At the heart of their narratives, Gone Home and Braid (like Super Mario before it) are both driven by a missing girl. More generally, of course, this device comes up all the time, across media: the protagonist loves a woman, the woman is in peril, and everything else follows from there.
But what happens to this formula when the story is told from a female point-of-view? What happens when the girl-in-trouble is not a wife or a girlfriend but a sister?
I bring up this comparison as a way in to a larger conversation about what Gone Home is doing with gender. It would be nice if women and female relationships were so widely represented in the media that a game like this could be no big deal, but as things stand now, Gone Home is set apart just by its characters’ demographics. Writes one reviewer who strongly identified with Sam: “It feels embarrassing to say, but I could cry—did cry—with the relief of knowing a game like this even exists.”
The femaleness of Gone Home is particularly interesting in that this is essentially a game about looking. Occasionally you’ll come across images of and references to your avatar, and in small ways you interact with the objects throughout the home, but for the most part, your role is to observe, sometimes voyeuristically. That this observing occurs through the eyes of a girl upsets the traditional gender dynamics of looking, as put forth by Laura Mulvey et al. In one room in the house, you find a Sassy-esque teen magazine bearing the cover line “THE MALE GAZE: How to Subvert It”; on one level, this is a throwaway gag about nineties pop feminism, but on another, it could serve as a winking nod toward what the Fullbright Company might actually be going for.

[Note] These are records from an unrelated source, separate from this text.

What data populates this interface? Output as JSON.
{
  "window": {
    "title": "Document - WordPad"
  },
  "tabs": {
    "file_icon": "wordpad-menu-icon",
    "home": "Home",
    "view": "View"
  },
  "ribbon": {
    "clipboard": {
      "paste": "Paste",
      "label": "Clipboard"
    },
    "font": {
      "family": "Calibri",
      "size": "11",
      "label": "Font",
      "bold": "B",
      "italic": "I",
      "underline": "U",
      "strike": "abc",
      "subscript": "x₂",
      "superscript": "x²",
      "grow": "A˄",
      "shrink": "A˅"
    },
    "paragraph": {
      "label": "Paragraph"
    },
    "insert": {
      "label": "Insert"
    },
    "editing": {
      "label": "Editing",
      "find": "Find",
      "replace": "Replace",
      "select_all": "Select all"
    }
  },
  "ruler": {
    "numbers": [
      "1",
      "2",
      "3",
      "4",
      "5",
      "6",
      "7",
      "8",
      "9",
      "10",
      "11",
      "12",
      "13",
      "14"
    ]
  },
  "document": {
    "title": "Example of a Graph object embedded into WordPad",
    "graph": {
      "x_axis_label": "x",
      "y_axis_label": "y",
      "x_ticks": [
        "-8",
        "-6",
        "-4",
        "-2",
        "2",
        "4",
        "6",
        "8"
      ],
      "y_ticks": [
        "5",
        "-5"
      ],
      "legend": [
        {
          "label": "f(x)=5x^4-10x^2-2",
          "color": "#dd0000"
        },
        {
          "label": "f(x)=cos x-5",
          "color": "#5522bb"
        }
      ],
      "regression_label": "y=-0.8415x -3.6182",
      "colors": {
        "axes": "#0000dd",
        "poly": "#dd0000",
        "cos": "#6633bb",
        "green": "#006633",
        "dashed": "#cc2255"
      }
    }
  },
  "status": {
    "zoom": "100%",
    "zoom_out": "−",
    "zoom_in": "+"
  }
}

Sam’s characterization also strays from what we might expect from the missing-girl archetype: she is the driver of the plot rather than a device thereof. Women in fiction so often exist as motivators for other (male) characters’ development and actions, while Sam is the one doing this most developing and acting in Gone Home. In a game like Braid or Super Mario, the pursued princess exists only in the context of her relationship to the player’s avatar, but Katie is largely beside the point in thinking about Sam. It wasn’t until the final scene, when Sam apologizes for not saying goodbye to Katie in person, that I became conscious she in any way belonged to me, and vice versa. (Let’s all pause and take a second to call our IRL sisters, just to check in.) It’s also worth noting that through all these letters to Katie, Sam exerts control over her own narrative—we learn about her inner life as she herself chooses to portray it.
Were you all as struck as I was by the gender dynamics of the game? For the guys in the class, what was it like being asked to step into the shoes of a female avatar (a task that surely happens less often than the other way around)?